Localizing the gender agendas


The Arab Renaissance for Democracy and Development (ARDD) has launched a position paper, titled “Localizing the Gender Agendas”, calling on the local organizations to strive to reach decision-making positions at all levels and to set their priorities in their agendas in line with the concerns and needs of the communities they represent and help, and not be content with back seats and the role of the implementers only.

The position paper’s launch comes in line with this year’s theme for International Women’s Day, “Women in leadership: Achieving an equal future in a COVID-19 world”.

ARDD’s position paper sheds light on the work concerned with gender programming and advancing women’s rights in the country context. It explores the understanding of and approaches to gender programming and methods used to promote women’s rights. It documents experiences of women-led organizations working on women’s rights in selected countries in Africa, Asia and the MENA region, and the lessons learned from the undertaking of making issues appropriate to a country and its culture. The paper studies the examples of countries from regions with similar cultural contexts and that face similar issues. It also reviews donor policies and the approaches of aid organizations that support the women’s rights movement and implement feminist agendas. Most of the research on women-led organizations that have been published recently has been commissioned by international actors. ARDD’s paper is an attempt to add a voice from a local actor’s perspective.

The paper criticizes the impact of unbalanced power relations between international agencies with relatively high levels of resources and authority on the world stage, and local organizations, which often leads to a feeling of having entered an “unequal partnership”, and the mission drift of the local organization during crisis and, over time, to the local organizations losing their identity, as well as of the current funding system, which is unreliable at a time funding is most needed, subject to growing transaction costs and suffering due to the power dynamics between patrons and their clients.
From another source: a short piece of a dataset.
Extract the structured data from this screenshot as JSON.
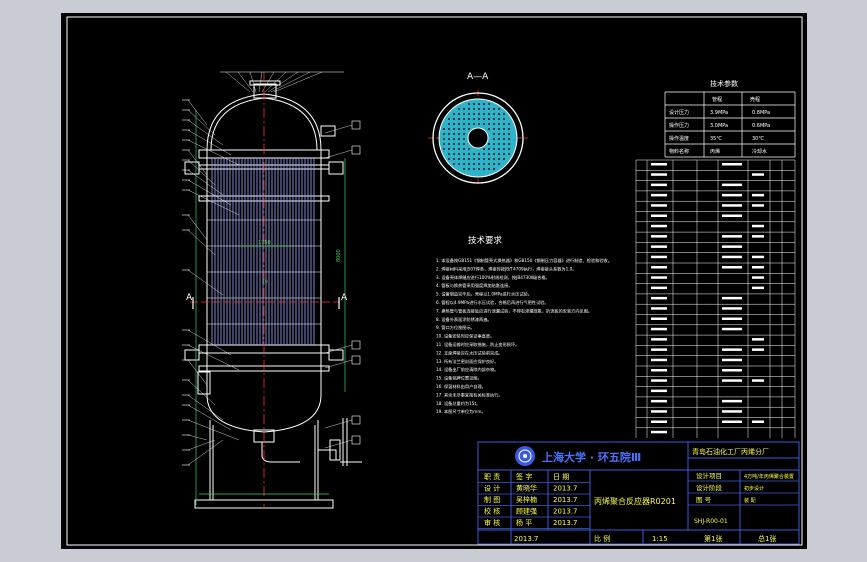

One big challenge faced by the local NGOs is access to sustainable funding, especially in view of the high level of competition among these local organizations. Another challenge is the fact that INGOs provide project-based funding, while they should invest in capacity building as well.  

The report called on donors and governments to place the needs and priorities of local actors as a central objective, and for funders to act as active agents that collaborate to support local priorities, not make decisions on their behalf.

It also called on donors and international organizations to show greater awareness of the way they practice, of their privileges and of some prejudices they might have, to show confidence in the ability of local actors to understand the needs of their communities and to adopt programs that work to meet these needs and achieve the desired results. It stressed that finding the right pace and strategies in the implementation of local agendas is a delicate balancing act that national and local actors are better equipped to execute. Gender equality agenda can be supported from outside but needs to be driven and led from within, asserts the paper.

While the paper shows the positive impact of international conventions on women’s equality,  it also believes that the manner in which they were conceived, the entities that control these agendas and the manner in which they are being implemented should be further discussed.

At the same time, the paper asked that local and international organizations exhibit greater transparency and accountability and called on women-led organizations from the South to come together, show solidarity and be willing to act together while building a solid support base in their countries. These organizations, the paper believes, must strive to be well informed and willing to be critical of their partners. Solidarity amongst them is crucial if they wish to be able to stand up to their international partners and make them more accountable for the manner in which they deliver on their commitments.

While International Women’s Day calls for women to assume more leadership roles and decision-making positions in local and national contexts, the paper stresses the need for better representation of women from various intellectual and cultural backgrounds, the need to listen to them with a holistic view and to take in the critical local voices that strive to tackle local issues, and to refrain from dictating agendas that do not have full consensus in their communities. Gender justice is one of the foundations of the renaissance. However, a true renaissance can only be achieved if it meets the consensus of local communities and makes their aspirations come true while refusing to follow foreign models in a local context. Download Position Paper [English] [Arabic]

Spread the love
Previous articleReclaiming Local Civil Society Space January 2021
Next articleFuture course for a Grander Bargain 2.0 : Time to walk side by side


Please enter your comment!
Please enter your name here